The Four Branches of Natural Curiosity in action…
Miriam’s guiding principle is integrity. Miriam sees her job as an educator-mentor to help them continue their growth with minds and hearts never losing sight of what is right for the health of the planet of which they are an integral part. Miriam always recognizes where the inspirations for the daily lessons come from, which is often from student interest. Miriam does not tell people what to do, but suggests ways of encouraging one to be moved by their own motivation or interest, their own integrity. This can be seen in a simple dialogue where a math worksheet is assigned and a student may ask “Do I have to do all of this?” Miriam will say: “You don’t have to do any but do as many as you can. Push yourself. Know a good amount to challenge yourself.” Through Miriam’s guidance and her own sense of responsibility to others, students have shown a deep understanding to what being honest means, and how sharing strategies and understanding is good for everyone; for example, “you would never cheat” one student said to another, “games just don’t work then. None of the parts work together properly. And of course, it’s no fun and there is no point.”

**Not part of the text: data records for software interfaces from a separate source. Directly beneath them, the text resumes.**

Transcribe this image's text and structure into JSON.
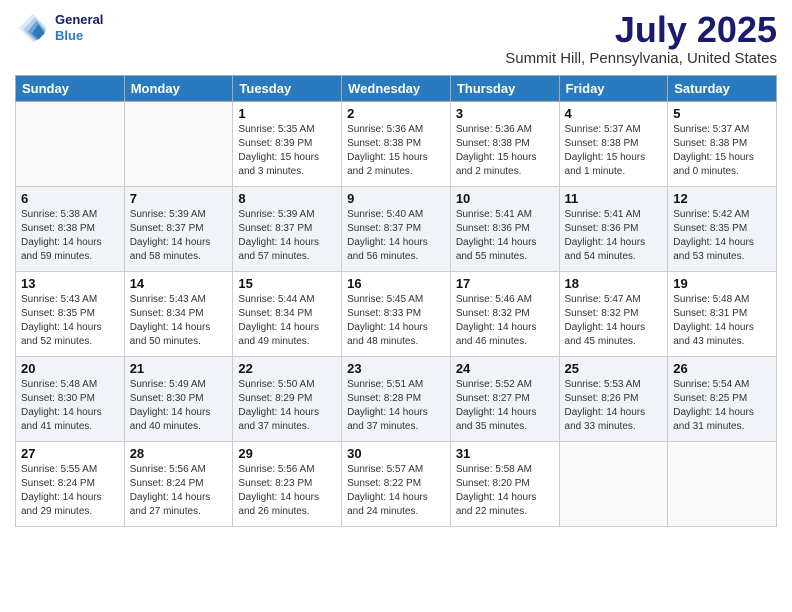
{
  "header": {
    "logo_line1": "General",
    "logo_line2": "Blue",
    "title": "July 2025",
    "subtitle": "Summit Hill, Pennsylvania, United States"
  },
  "calendar": {
    "days_of_week": [
      "Sunday",
      "Monday",
      "Tuesday",
      "Wednesday",
      "Thursday",
      "Friday",
      "Saturday"
    ],
    "weeks": [
      [
        {
          "day": "",
          "empty": true
        },
        {
          "day": "",
          "empty": true
        },
        {
          "day": "1",
          "sunrise": "Sunrise: 5:35 AM",
          "sunset": "Sunset: 8:39 PM",
          "daylight": "Daylight: 15 hours and 3 minutes."
        },
        {
          "day": "2",
          "sunrise": "Sunrise: 5:36 AM",
          "sunset": "Sunset: 8:38 PM",
          "daylight": "Daylight: 15 hours and 2 minutes."
        },
        {
          "day": "3",
          "sunrise": "Sunrise: 5:36 AM",
          "sunset": "Sunset: 8:38 PM",
          "daylight": "Daylight: 15 hours and 2 minutes."
        },
        {
          "day": "4",
          "sunrise": "Sunrise: 5:37 AM",
          "sunset": "Sunset: 8:38 PM",
          "daylight": "Daylight: 15 hours and 1 minute."
        },
        {
          "day": "5",
          "sunrise": "Sunrise: 5:37 AM",
          "sunset": "Sunset: 8:38 PM",
          "daylight": "Daylight: 15 hours and 0 minutes."
        }
      ],
      [
        {
          "day": "6",
          "sunrise": "Sunrise: 5:38 AM",
          "sunset": "Sunset: 8:38 PM",
          "daylight": "Daylight: 14 hours and 59 minutes."
        },
        {
          "day": "7",
          "sunrise": "Sunrise: 5:39 AM",
          "sunset": "Sunset: 8:37 PM",
          "daylight": "Daylight: 14 hours and 58 minutes."
        },
        {
          "day": "8",
          "sunrise": "Sunrise: 5:39 AM",
          "sunset": "Sunset: 8:37 PM",
          "daylight": "Daylight: 14 hours and 57 minutes."
        },
        {
          "day": "9",
          "sunrise": "Sunrise: 5:40 AM",
          "sunset": "Sunset: 8:37 PM",
          "daylight": "Daylight: 14 hours and 56 minutes."
        },
        {
          "day": "10",
          "sunrise": "Sunrise: 5:41 AM",
          "sunset": "Sunset: 8:36 PM",
          "daylight": "Daylight: 14 hours and 55 minutes."
        },
        {
          "day": "11",
          "sunrise": "Sunrise: 5:41 AM",
          "sunset": "Sunset: 8:36 PM",
          "daylight": "Daylight: 14 hours and 54 minutes."
        },
        {
          "day": "12",
          "sunrise": "Sunrise: 5:42 AM",
          "sunset": "Sunset: 8:35 PM",
          "daylight": "Daylight: 14 hours and 53 minutes."
        }
      ],
      [
        {
          "day": "13",
          "sunrise": "Sunrise: 5:43 AM",
          "sunset": "Sunset: 8:35 PM",
          "daylight": "Daylight: 14 hours and 52 minutes."
        },
        {
          "day": "14",
          "sunrise": "Sunrise: 5:43 AM",
          "sunset": "Sunset: 8:34 PM",
          "daylight": "Daylight: 14 hours and 50 minutes."
        },
        {
          "day": "15",
          "sunrise": "Sunrise: 5:44 AM",
          "sunset": "Sunset: 8:34 PM",
          "daylight": "Daylight: 14 hours and 49 minutes."
        },
        {
          "day": "16",
          "sunrise": "Sunrise: 5:45 AM",
          "sunset": "Sunset: 8:33 PM",
          "daylight": "Daylight: 14 hours and 48 minutes."
        },
        {
          "day": "17",
          "sunrise": "Sunrise: 5:46 AM",
          "sunset": "Sunset: 8:32 PM",
          "daylight": "Daylight: 14 hours and 46 minutes."
        },
        {
          "day": "18",
          "sunrise": "Sunrise: 5:47 AM",
          "sunset": "Sunset: 8:32 PM",
          "daylight": "Daylight: 14 hours and 45 minutes."
        },
        {
          "day": "19",
          "sunrise": "Sunrise: 5:48 AM",
          "sunset": "Sunset: 8:31 PM",
          "daylight": "Daylight: 14 hours and 43 minutes."
        }
      ],
      [
        {
          "day": "20",
          "sunrise": "Sunrise: 5:48 AM",
          "sunset": "Sunset: 8:30 PM",
          "daylight": "Daylight: 14 hours and 41 minutes."
        },
        {
          "day": "21",
          "sunrise": "Sunrise: 5:49 AM",
          "sunset": "Sunset: 8:30 PM",
          "daylight": "Daylight: 14 hours and 40 minutes."
        },
        {
          "day": "22",
          "sunrise": "Sunrise: 5:50 AM",
          "sunset": "Sunset: 8:29 PM",
          "daylight": "Daylight: 14 hours and 37 minutes."
        },
        {
          "day": "23",
          "sunrise": "Sunrise: 5:51 AM",
          "sunset": "Sunset: 8:28 PM",
          "daylight": "Daylight: 14 hours and 37 minutes."
        },
        {
          "day": "24",
          "sunrise": "Sunrise: 5:52 AM",
          "sunset": "Sunset: 8:27 PM",
          "daylight": "Daylight: 14 hours and 35 minutes."
        },
        {
          "day": "25",
          "sunrise": "Sunrise: 5:53 AM",
          "sunset": "Sunset: 8:26 PM",
          "daylight": "Daylight: 14 hours and 33 minutes."
        },
        {
          "day": "26",
          "sunrise": "Sunrise: 5:54 AM",
          "sunset": "Sunset: 8:25 PM",
          "daylight": "Daylight: 14 hours and 31 minutes."
        }
      ],
      [
        {
          "day": "27",
          "sunrise": "Sunrise: 5:55 AM",
          "sunset": "Sunset: 8:24 PM",
          "daylight": "Daylight: 14 hours and 29 minutes."
        },
        {
          "day": "28",
          "sunrise": "Sunrise: 5:56 AM",
          "sunset": "Sunset: 8:24 PM",
          "daylight": "Daylight: 14 hours and 27 minutes."
        },
        {
          "day": "29",
          "sunrise": "Sunrise: 5:56 AM",
          "sunset": "Sunset: 8:23 PM",
          "daylight": "Daylight: 14 hours and 26 minutes."
        },
        {
          "day": "30",
          "sunrise": "Sunrise: 5:57 AM",
          "sunset": "Sunset: 8:22 PM",
          "daylight": "Daylight: 14 hours and 24 minutes."
        },
        {
          "day": "31",
          "sunrise": "Sunrise: 5:58 AM",
          "sunset": "Sunset: 8:20 PM",
          "daylight": "Daylight: 14 hours and 22 minutes."
        },
        {
          "day": "",
          "empty": true
        },
        {
          "day": "",
          "empty": true
        }
      ]
    ]
  }
}
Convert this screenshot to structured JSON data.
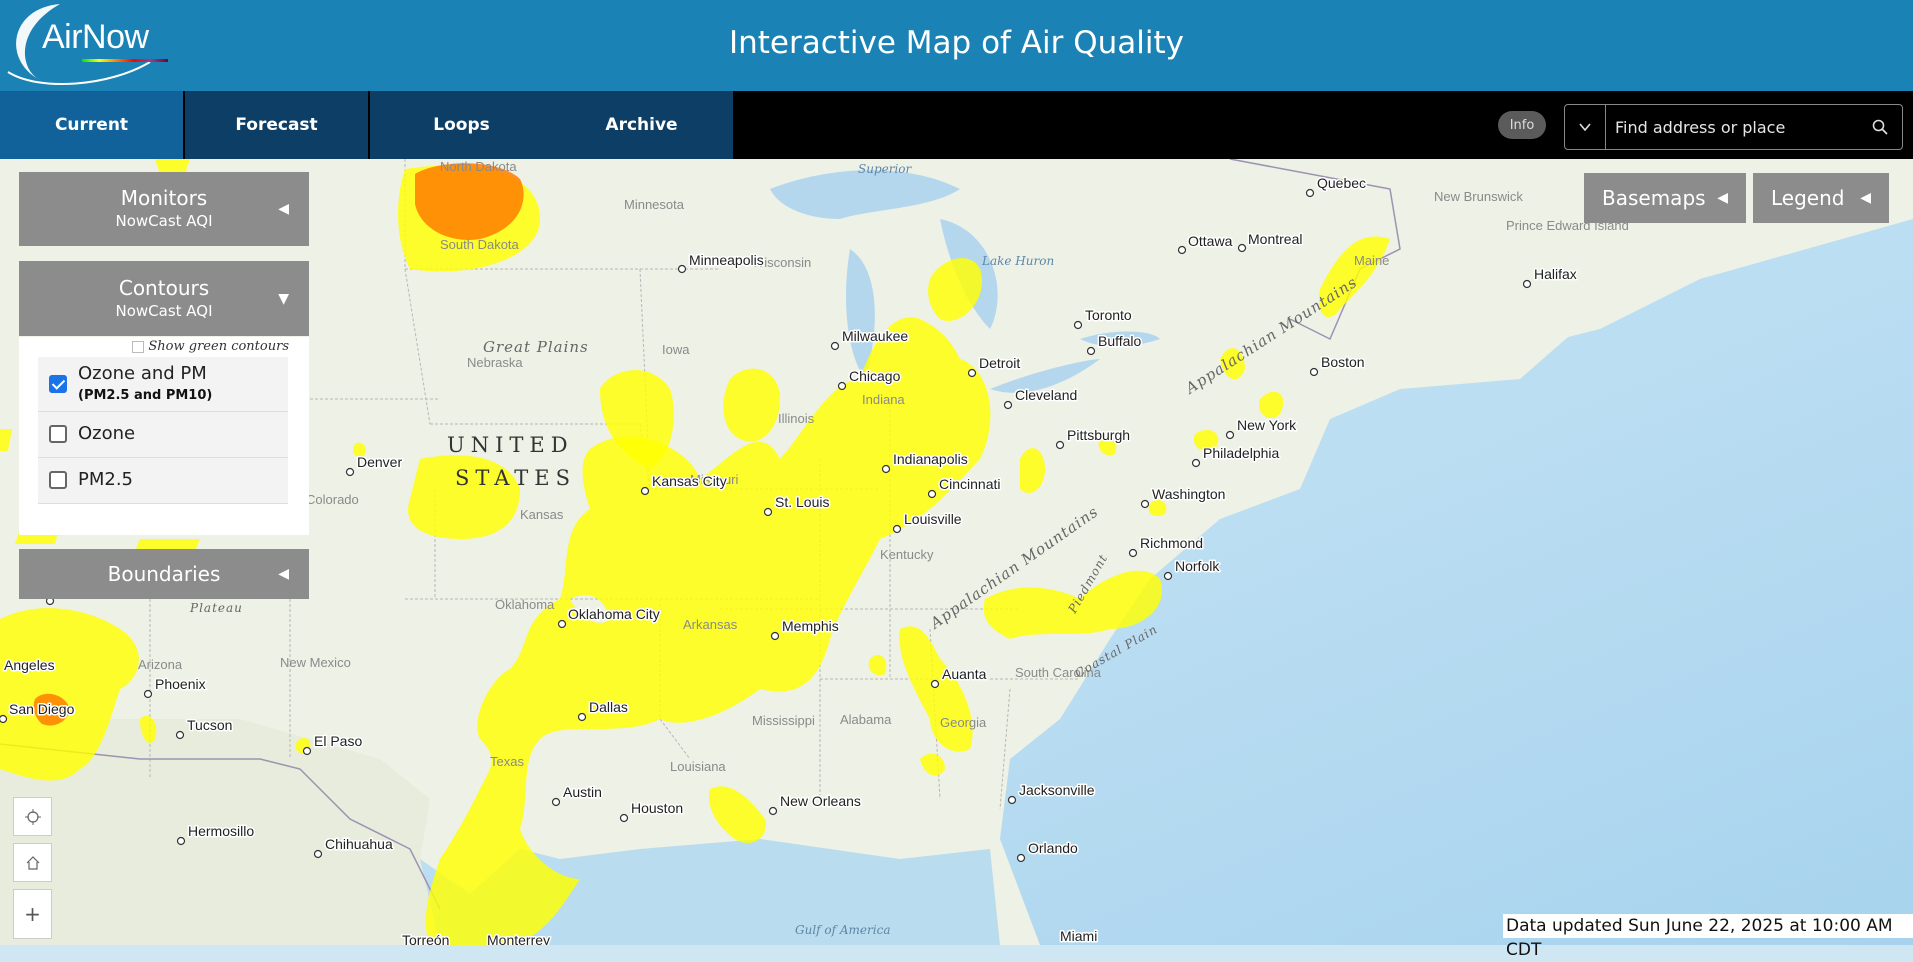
{
  "header": {
    "logo_text": "AirNow",
    "title": "Interactive Map of Air Quality"
  },
  "nav": {
    "tabs": [
      {
        "label": "Current",
        "active": true
      },
      {
        "label": "Forecast",
        "active": false
      },
      {
        "label": "Loops",
        "active": false
      },
      {
        "label": "Archive",
        "active": false
      }
    ],
    "info_label": "Info",
    "search_placeholder": "Find address or place"
  },
  "panels": {
    "monitors": {
      "title": "Monitors",
      "subtitle": "NowCast AQI"
    },
    "contours": {
      "title": "Contours",
      "subtitle": "NowCast AQI",
      "green_label": "Show green contours",
      "show_green": false,
      "options": [
        {
          "label": "Ozone and PM",
          "sublabel": "(PM2.5 and PM10)",
          "checked": true
        },
        {
          "label": "Ozone",
          "sublabel": "",
          "checked": false
        },
        {
          "label": "PM2.5",
          "sublabel": "",
          "checked": false
        }
      ]
    },
    "boundaries": {
      "title": "Boundaries"
    },
    "basemaps_label": "Basemaps",
    "legend_label": "Legend"
  },
  "map": {
    "colors": {
      "good": "#00e400",
      "moderate": "#ffff00",
      "usg": "#ff7e00",
      "unhealthy": "#ff0000"
    },
    "country_label": [
      "UNITED",
      "STATES"
    ],
    "regions": [
      "Great Plains",
      "Appalachian Mountains",
      "Appalachian Mountains",
      "Piedmont",
      "Coastal Plain",
      "Plateau"
    ],
    "waters": [
      "Superior",
      "Lake Huron",
      "Gulf of America"
    ],
    "states": [
      "North Dakota",
      "South Dakota",
      "Minnesota",
      "Wisconsin",
      "Nebraska",
      "Iowa",
      "Illinois",
      "Indiana",
      "Kansas",
      "Missouri",
      "Kentucky",
      "Oklahoma",
      "Arkansas",
      "Mississippi",
      "Alabama",
      "Georgia",
      "South Carolina",
      "Louisiana",
      "Texas",
      "New Mexico",
      "Arizona",
      "Colorado",
      "Maine",
      "New Brunswick",
      "Prince Edward Island"
    ],
    "cities": [
      "Quebec",
      "Ottawa",
      "Montreal",
      "Halifax",
      "Minneapolis",
      "Toronto",
      "Buffalo",
      "Milwaukee",
      "Detroit",
      "Boston",
      "Chicago",
      "Cleveland",
      "New York",
      "Pittsburgh",
      "Philadelphia",
      "Denver",
      "Indianapolis",
      "Kansas City",
      "Washington",
      "Cincinnati",
      "St. Louis",
      "Louisville",
      "Richmond",
      "Norfolk",
      "Oklahoma City",
      "Memphis",
      "Auanta",
      "Phoenix",
      "Angeles",
      "San Diego",
      "Tucson",
      "El Paso",
      "Dallas",
      "Austin",
      "Houston",
      "New Orleans",
      "Jacksonville",
      "Hermosillo",
      "Chihuahua",
      "Orlando",
      "Torreón",
      "Monterrey",
      "Miami"
    ]
  },
  "status": {
    "updated": "Data updated Sun June 22, 2025 at 10:00 AM CDT"
  }
}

Each year Miriam introduces a Big Ideas concept to the staff, which provides a focus to the year, but over the years, has laid the tapestry of environmental and personal connection. They have thus far have been Community, Food and Sustainability, Balance, Place and this year, Language. Miriam is dedicated to learning and sharing the authentic voices of many. The voice of the forest, for example, is respected through the practice of Honorable Harvesting that she brought into the school. Miriam is a deep listener – she has continued her own learning of the Indigenous Lens in attending COEO workshops and talks given by Elders to learn stories and practices to respectfully put them into place, and recently completed a course on explaining the Treaties. Miriam is a deeply dedicated educator committed to well-being and ongoing learning for all.